(São Paulo) – Brazilian lawmakers should reject a dangerous constitutional amendment that would prohibit abortion in all circumstances, Human Rights Watch said today. The proposed amendment would ban abortion even for pregnancies resulting from rape, or when the life of the woman is in danger.
The proposed abortion ban is part of a constitutional amendment being considered on December 12, 2017, by a special congressional committee of Brazil’s Chamber of Deputies. The committee approved the amendment in November, in a controversial vote, with 18 men voting yes and 1 woman voting no. The committee could vote on the final text of the proposed amendment on December 12 before it goes to the full Chamber of Deputies for a vote. To become law and amend the Constitution, the legislation would need a super majority – or three-fifths of votes – in both houses of Congress, and the president’s signature.
“A total abortion ban would have devastating consequences for women and girls in Brazil,” said José Miguel Vivanco, Americas director at Human Rights Watch. “Under this cruel amendment, even women and girls pregnant as a result of rape and those with life-threatening complications would be forced to either continue their pregnancies against their will or risk imprisonment and other health dangers, including death, by having clandestine abortions.”
Abortion is legal in Brazil only in cases of rape, when necessary to save a woman’s life, or when the fetus suffers from anencephaly, a fatal congenital brain disorder. Women and girls who terminate pregnancies under any other circumstances face up to three years in prison. According to some media reports, in 2014 alone, at least 33 women were arrested for abortion, seven of whom were reported by doctors after they went to hospitals in need of post-abortion care.
Human Rights Watch documented the consequences of Brazil’s restrictions on abortion in a July report on the impact of the Zika outbreak. Some doctors interviewed for the report said they had treated women and girls in the past year who had used to caustic acid or other unsafe methods to try to induce abortion. One 23-year-old woman who was raped as an adolescent and had heavy bleeding after a clandestine abortion told Human Rights Watch: “I didn’t have a lot of information… I bled a lot.” More than 900 women have died from unsafe abortion in Brazil since 2005, according to Health Ministry data.
Brazil’s restrictions on abortion are incompatible with its human rights obligations. The criminalization of abortion in Brazil negatively affects many human rights, including women’s rights to life, health, nondiscrimination and equality, privacy, and to be free from torture and from cruel, inhuman, or degrading punishment or treatment. International human rights treaties require governments to respect women’s reproductive and other human rights. Authoritative interpretations of these treaties by United Nations experts call for the removal of criminal penalties for abortion.
“Brazil’s existing restrictions on access to abortion already endanger women and girls,” Vivanco said. “The proposed amendment would make the dire situation for reproductive rights in Brazil even worse.”

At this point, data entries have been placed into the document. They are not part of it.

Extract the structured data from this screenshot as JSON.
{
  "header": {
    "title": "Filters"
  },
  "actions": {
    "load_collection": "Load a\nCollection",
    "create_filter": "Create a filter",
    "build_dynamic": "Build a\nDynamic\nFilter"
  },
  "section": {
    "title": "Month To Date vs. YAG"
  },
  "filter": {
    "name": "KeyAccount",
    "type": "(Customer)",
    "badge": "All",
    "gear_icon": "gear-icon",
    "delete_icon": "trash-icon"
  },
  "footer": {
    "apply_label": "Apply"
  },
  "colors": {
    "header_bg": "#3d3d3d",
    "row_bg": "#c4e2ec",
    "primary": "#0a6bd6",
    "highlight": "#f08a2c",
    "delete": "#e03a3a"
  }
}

There was notable progress on expanding access to reproductive rights in Latin America during 2017, Human Rights Watch said. Chile ended its longstanding total abortion ban, and decriminalized abortion if the life of the pregnant woman is at risk, if the pregnancy is the result of rape, or if the fetus will not survive outside the womb. On December 6, lawmakers in Bolivia voted to ease abortion restrictions by allowing adolescent girls to access abortion through the first eight weeks of pregnancy.
Two cases pending before the Supreme Court in Brazil could decriminalize abortion in certain circumstances. One case argues that pregnant women infected with Zika virus should have access to abortion. The other seeks to decriminalize abortion on any grounds through the first 12 weeks of pregnancy. Human Rights Watch has filed amicus briefs in both cases.
In late November, Rebeca Mendes Silva Leite, a 30-year-old woman from São Paulo, petitioned Brazil’s Supreme Court for permission to legally terminate an unplanned pregnancy. Justice Rosa Weber denied the request for procedural reasons, but did not rule on its merits. After the decision, Rebeca traveled to Colombia, where she had a legal abortion.
Several other Latin American countries – Nicaragua, El Salvador, the Dominican Republic, Suriname, Haiti, and Honduras – still ban abortion completely. In a 2017 investigation, Human Rights Watch found that Nicaragua’s total abortion ban has not stopped abortion, but has made it more unsafe. Research around the world shows that when governments restrict abortion, women still have abortions – they just have more dangerous ones. According to a UN report, the average unsafe abortion rate was more than four times greater in countries with restrictive abortion policies in 2011 than in countries with liberal abortion policies.
“The members of the Congressional committee should reject the dangerous abortion ban,” Vivanco said. “Brazilian women and girls desperately need greater access to reproductive choice, not to have what little choice there is available to them whittled away further.”